Gambia have been represented at the high-level World Conference on tobacco or
health held in Cape Town, South Africa from 7- 9 March on the theme: Uniting
the world for a tobacco free generation. The conference assembled more than
2,000 delegates representing more than 125 countries that attended the first
conference hosted in Africa.
Researchers, academics, non-governmental organisations, civil society, scientists, healthcare professionals and public officials working in all aspects of tobacco control have united in Cape Town to join forces in the realisation of a Tobacco free generation.
Karamo Conteh, who represented The Gambia at the youth pre- conference and presented an abstract at the conference, emphasised the important role young people can play in the fight against tobacco in Gambia, Africa and the world.
Mr. Conteh, a senior programme officer and finance controller of African Network for Information and Action Against Drug (RAID-The GAMBIA) said tobacco use still poses serious challenge to the people of The Gambia and their dream to attain their right to health despite all the efforts of tobacco control advocates especially among the youth folks.
He said studies have shown that the use of tobacco is still on the increase in The Gambia especially among the youth.
According to him, the single most preventable cause of death and disease in The Gambia is due to tobacco use, saying several diseases due to which most people die such as cancer, heart diseases, high blood pressures and chest infections are found to be mainly or directly related to tobacco use and related life style habits.
Yahya Manneh, head of policy planning and research at The Gambia Revenue Authority also presented a paper on tobacco taxation policy reforms in The Gambia and their benefits to tobacco control. His presentation assembles key stakeholders in tobacco control around the world as The Gambia is leading as a successful sample country in tobacco tax reforms.

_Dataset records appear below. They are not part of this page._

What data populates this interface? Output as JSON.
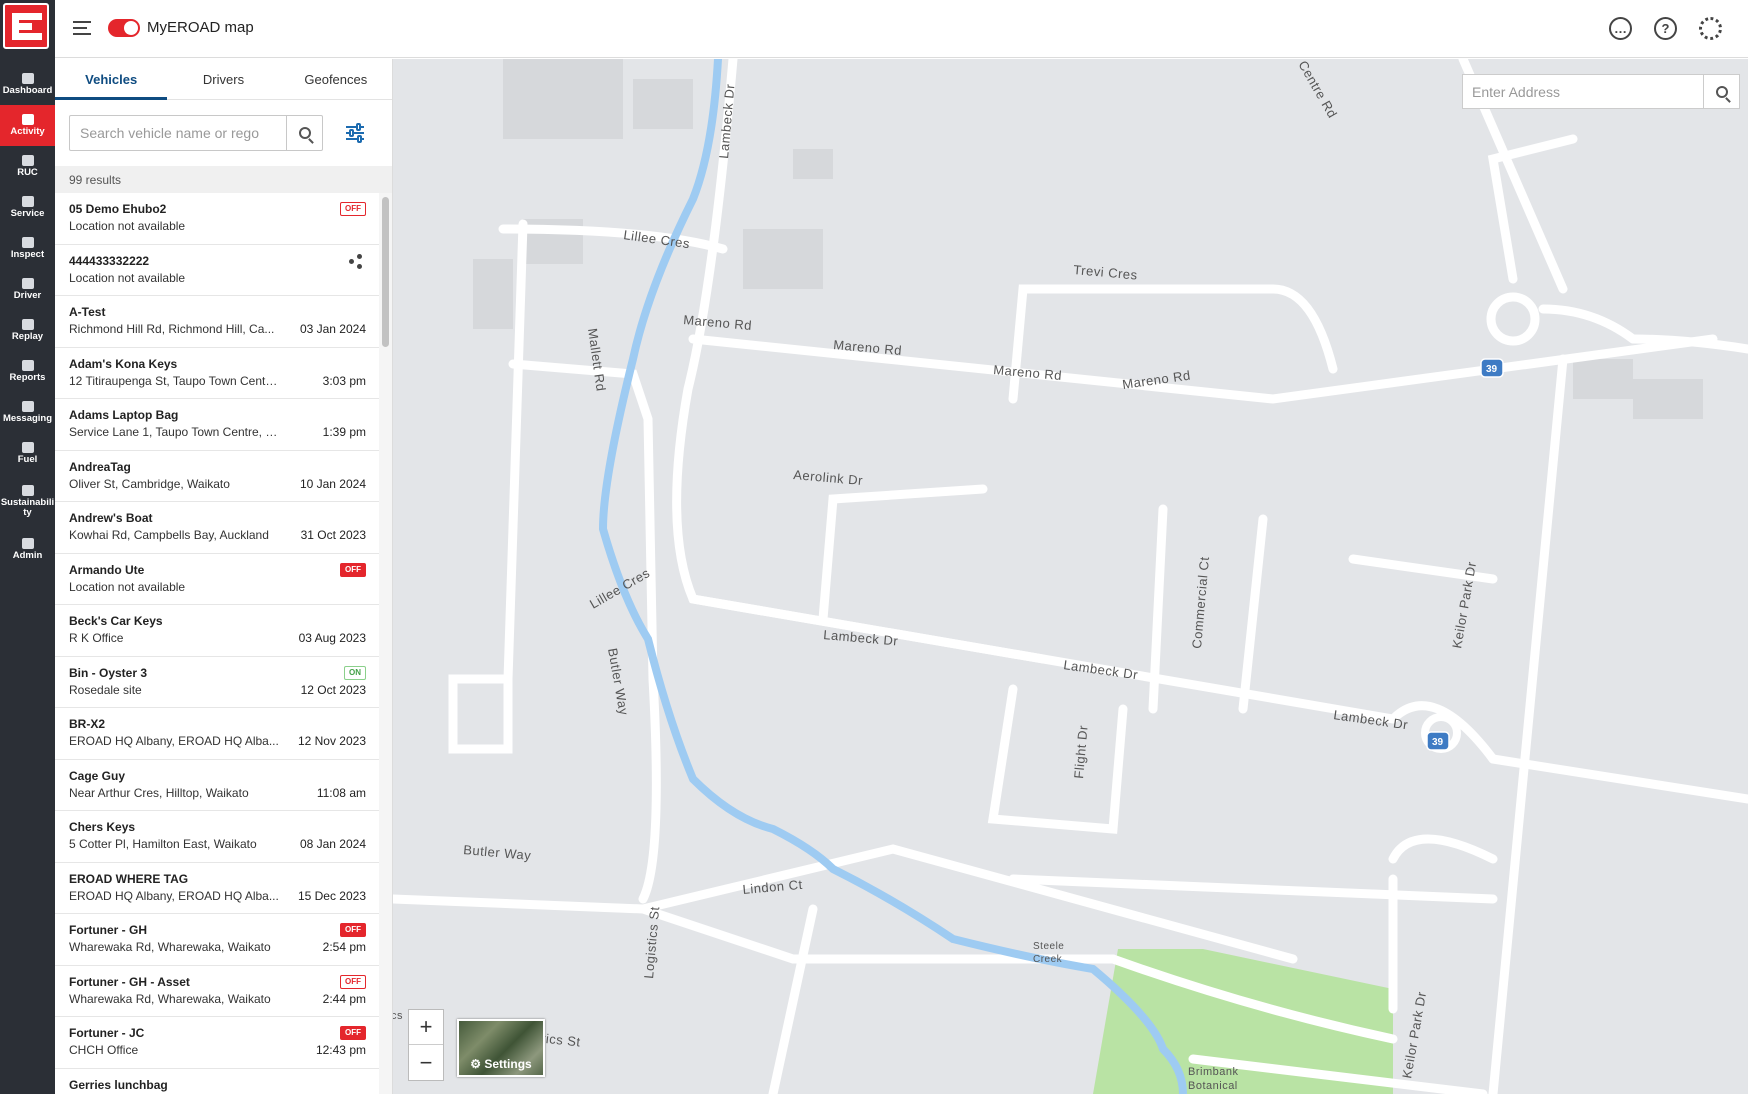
{
  "topbar": {
    "app_title": "MyEROAD map",
    "icons": [
      "chat-icon",
      "help-icon",
      "settings-gear-icon"
    ]
  },
  "rail": {
    "items": [
      {
        "label": "Dashboard",
        "icon": "dashboard-icon"
      },
      {
        "label": "Activity",
        "icon": "map-icon"
      },
      {
        "label": "RUC",
        "icon": "ruc-icon"
      },
      {
        "label": "Service",
        "icon": "service-icon"
      },
      {
        "label": "Inspect",
        "icon": "inspect-icon"
      },
      {
        "label": "Driver",
        "icon": "driver-icon"
      },
      {
        "label": "Replay",
        "icon": "replay-icon"
      },
      {
        "label": "Reports",
        "icon": "reports-icon"
      },
      {
        "label": "Messaging",
        "icon": "messaging-icon"
      },
      {
        "label": "Fuel",
        "icon": "fuel-icon"
      },
      {
        "label": "Sustainabili ty",
        "icon": "leaf-icon"
      },
      {
        "label": "Admin",
        "icon": "admin-icon"
      }
    ],
    "active_color": "#e4262c"
  },
  "panel": {
    "tabs": [
      "Vehicles",
      "Drivers",
      "Geofences"
    ],
    "active_tab": "Vehicles",
    "search_placeholder": "Search vehicle name or rego",
    "results_text": "99 results",
    "vehicles": [
      {
        "name": "05 Demo Ehubo2",
        "location": "Location not available",
        "time": "",
        "badge": "OFF",
        "badge_style": "outline"
      },
      {
        "name": "444433332222",
        "location": "Location not available",
        "time": "",
        "badge": "",
        "badge_style": "share"
      },
      {
        "name": "A-Test",
        "location": "Richmond Hill Rd, Richmond Hill, Ca...",
        "time": "03 Jan 2024",
        "badge": "",
        "badge_style": ""
      },
      {
        "name": "Adam's Kona Keys",
        "location": "12 Titiraupenga St, Taupo Town Centre, ...",
        "time": "3:03 pm",
        "badge": "",
        "badge_style": ""
      },
      {
        "name": "Adams Laptop Bag",
        "location": "Service Lane 1, Taupo Town Centre, Wai...",
        "time": "1:39 pm",
        "badge": "",
        "badge_style": ""
      },
      {
        "name": "AndreaTag",
        "location": "Oliver St, Cambridge, Waikato",
        "time": "10 Jan 2024",
        "badge": "",
        "badge_style": ""
      },
      {
        "name": "Andrew's Boat",
        "location": "Kowhai Rd, Campbells Bay, Auckland",
        "time": "31 Oct 2023",
        "badge": "",
        "badge_style": ""
      },
      {
        "name": "Armando Ute",
        "location": "Location not available",
        "time": "",
        "badge": "OFF",
        "badge_style": "solid"
      },
      {
        "name": "Beck's Car Keys",
        "location": "R K Office",
        "time": "03 Aug 2023",
        "badge": "",
        "badge_style": ""
      },
      {
        "name": "Bin - Oyster 3",
        "location": "Rosedale site",
        "time": "12 Oct 2023",
        "badge": "ON",
        "badge_style": "on"
      },
      {
        "name": "BR-X2",
        "location": "EROAD HQ Albany, EROAD HQ Alba...",
        "time": "12 Nov 2023",
        "badge": "",
        "badge_style": ""
      },
      {
        "name": "Cage Guy",
        "location": "Near Arthur Cres, Hilltop, Waikato",
        "time": "11:08 am",
        "badge": "",
        "badge_style": ""
      },
      {
        "name": "Chers Keys",
        "location": "5 Cotter Pl, Hamilton East, Waikato",
        "time": "08 Jan 2024",
        "badge": "",
        "badge_style": ""
      },
      {
        "name": "EROAD WHERE TAG",
        "location": "EROAD HQ Albany, EROAD HQ Alba...",
        "time": "15 Dec 2023",
        "badge": "",
        "badge_style": ""
      },
      {
        "name": "Fortuner - GH",
        "location": "Wharewaka Rd, Wharewaka, Waikato",
        "time": "2:54 pm",
        "badge": "OFF",
        "badge_style": "solid"
      },
      {
        "name": "Fortuner - GH - Asset",
        "location": "Wharewaka Rd, Wharewaka, Waikato",
        "time": "2:44 pm",
        "badge": "OFF",
        "badge_style": "outline"
      },
      {
        "name": "Fortuner - JC",
        "location": "CHCH Office",
        "time": "12:43 pm",
        "badge": "OFF",
        "badge_style": "solid"
      },
      {
        "name": "Gerries lunchbag",
        "location": "",
        "time": "",
        "badge": "",
        "badge_style": ""
      }
    ]
  },
  "map": {
    "address_placeholder": "Enter Address",
    "zoom_in": "+",
    "zoom_out": "−",
    "layer_label": "⚙ Settings",
    "street_labels": [
      "Lambeck Dr",
      "Lillee Cres",
      "Mareno Rd",
      "Trevi Cres",
      "Aerolink Dr",
      "Mallett Rd",
      "Butler Way",
      "Commercial Ct",
      "Keilor Park Dr",
      "Flight Dr",
      "Lindon Ct",
      "Logistics St",
      "Steele Creek",
      "Brimbank Botanical",
      "Centre Rd",
      "39",
      "cs"
    ],
    "colors": {
      "land": "#e3e5e8",
      "road": "#ffffff",
      "creek": "#9ecbf2",
      "park": "#b9e3a4",
      "building": "#d6d8db"
    }
  }
}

World health Organisation’s Director-General Dr. Tedros Adhanom Ghebreyesus said the tobacco industry is targeting low- and middle-income countries, saying every year, tobacco use kills about 7 million people and many more people develop serious illnesses such as cancers, chronic respiratory diseases and heart disease. “This tears families apart and has an entirely preventable impact on health systems. Tobacco also costs the global economy more than US$ 1 trillion annually in health spending and lost productivity. This is unacceptable. We could help offset this cost if all governments raised excise taxes by about 80 US cents per pack of cigarette,” he said.
Dr. Aaron Motsolaedi, who officially opened the conference said, “Our continent of Africa is specifically being targeted by the tobacco industry. We have a growing and youthful population. The youth are special targets. The main purpose of the tobacco industry is to maximize profits at the expense of often vulnerable people. Our fight now is not just against tobacco, it’s a fight for humanity,” Dr. Aaron said.
Philanthropist Michael Bloomberg announced on Wednesday March 7 that he would spend $20 million (16.13 million euros) to launch a watchdog to detect and expose deceptive practices by the tobacco industry.
The monitor, to be called stopping tobacco organisations and products (STOP), would seek to counter the industry’s influence by publishing reports detailing pro-smoking activities and tactics.
It will also support non-profit organizations and government to resist interference from the tobacco industry.